Yesterday morning was hard for The Boy. His tummy hurt, but he wasn’t really sick. Who knows what it was–this year has been tough. I had a rough 5th grade year too. Anyway–he walked around with his best friend, George. The Boy is 11 1/2, he is 5’1″ tall and weighs more than his sister, but his heart is tender, and George made him feel better.
Being a Momma, I’m in no hurry for him to set George aside. I don’t want to baby him or for him to stop growing and changing, but I also don’t want him to cast off his childhood. There is time yet.
As he and I were leaving after Tony and Victoria had gone in the other car, I said, “Buddy? Do you want to take George in the car today?” He shook his head no and said, “I don’t want to leave him in the car.” I asked, “Because he’d be lonely?” (I already knew the answer.) Thad nodded. So, I promised to take George into school with me so he’d be warm and not lonely. And I did just that. And each time I saw his little worn head sticking out of my bag, I thought of my Boy.
Last night before Scouts, Thad put George on the chair near the door. (It was a chair that belonged to my Granny.) And when Thad got back home, George was waiting to climb into bed with him.
Thad is mature for his age, responsible, thoughtful. He’s not super athletic. He likes sci-fi and has a big vocabulary. All of that makes a great student and will make for an even GREATER man, but currently he is NOT the coolest kid in 5th grade. As is the way of things, many of the kids in his class make no bones about that fact. So when Thad climbed into the car today telling me about a new friend he’d made, I innocently asked “What’s his name?” Turns out HER name is Zoe, and she was the tall, long-haired brunette that was talking to him in the car rider line today. They “met” because she was wearing a Doctor Who t-shirt. (My children are Doctor Who fans of the first order.) I found all of that out when he handed me a piece of paper that had her name and e-mail address on it.
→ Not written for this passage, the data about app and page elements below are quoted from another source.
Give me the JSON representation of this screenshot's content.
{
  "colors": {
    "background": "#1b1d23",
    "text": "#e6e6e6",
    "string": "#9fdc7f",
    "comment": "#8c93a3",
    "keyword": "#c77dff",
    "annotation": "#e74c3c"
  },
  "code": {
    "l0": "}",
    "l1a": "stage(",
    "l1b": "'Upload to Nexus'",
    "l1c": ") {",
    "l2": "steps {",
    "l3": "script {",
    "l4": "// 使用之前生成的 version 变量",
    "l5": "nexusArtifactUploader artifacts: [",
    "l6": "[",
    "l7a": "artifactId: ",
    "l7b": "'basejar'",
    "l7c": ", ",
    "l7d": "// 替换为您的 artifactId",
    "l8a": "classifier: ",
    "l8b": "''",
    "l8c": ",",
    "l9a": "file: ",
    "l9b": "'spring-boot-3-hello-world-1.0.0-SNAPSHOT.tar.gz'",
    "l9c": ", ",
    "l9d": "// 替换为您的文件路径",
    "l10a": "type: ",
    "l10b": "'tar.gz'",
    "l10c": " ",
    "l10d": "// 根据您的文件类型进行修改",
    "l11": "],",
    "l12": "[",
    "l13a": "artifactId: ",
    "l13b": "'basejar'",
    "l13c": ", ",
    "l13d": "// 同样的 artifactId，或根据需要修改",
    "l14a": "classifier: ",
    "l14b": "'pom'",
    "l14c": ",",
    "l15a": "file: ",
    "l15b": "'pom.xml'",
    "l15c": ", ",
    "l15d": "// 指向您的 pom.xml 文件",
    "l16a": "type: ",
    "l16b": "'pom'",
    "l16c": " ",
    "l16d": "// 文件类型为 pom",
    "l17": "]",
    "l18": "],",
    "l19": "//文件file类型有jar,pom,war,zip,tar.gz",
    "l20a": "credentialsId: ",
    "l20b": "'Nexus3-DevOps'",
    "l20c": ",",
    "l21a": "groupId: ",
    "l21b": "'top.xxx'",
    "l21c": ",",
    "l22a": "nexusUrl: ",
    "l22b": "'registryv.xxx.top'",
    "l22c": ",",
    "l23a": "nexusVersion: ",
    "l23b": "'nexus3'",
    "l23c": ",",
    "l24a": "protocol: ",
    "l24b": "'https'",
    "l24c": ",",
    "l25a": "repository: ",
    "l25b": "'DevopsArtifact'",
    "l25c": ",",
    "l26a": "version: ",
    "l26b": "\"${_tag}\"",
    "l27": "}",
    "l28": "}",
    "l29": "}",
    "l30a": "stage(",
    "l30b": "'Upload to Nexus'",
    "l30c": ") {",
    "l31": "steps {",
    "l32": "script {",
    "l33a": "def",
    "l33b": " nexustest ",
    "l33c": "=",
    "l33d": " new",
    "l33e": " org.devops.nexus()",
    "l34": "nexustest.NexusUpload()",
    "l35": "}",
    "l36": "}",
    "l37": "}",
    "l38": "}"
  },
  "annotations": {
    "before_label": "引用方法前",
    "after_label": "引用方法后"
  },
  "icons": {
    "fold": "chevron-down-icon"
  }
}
George has been steeped in the waters of Thad’s babyhood and childhood–to be quite honest, George has at times been dampened by other liquids BESIDES the “waters of Thad’s childhood”–which then necessitated him being immersed in the waters of the washing machine. But George is still here. The letters are worn from his shirt, and only the faintest amount of a “g” remains. His fur is flattened, and his neck (where Thad used to carry him in his baby hands) is a little wiggly and floppy. When I hold George, I am tender and careful. I treat him gently, just like The Boy who still loves him. I know that when I hold George, I am holding something very, very precious.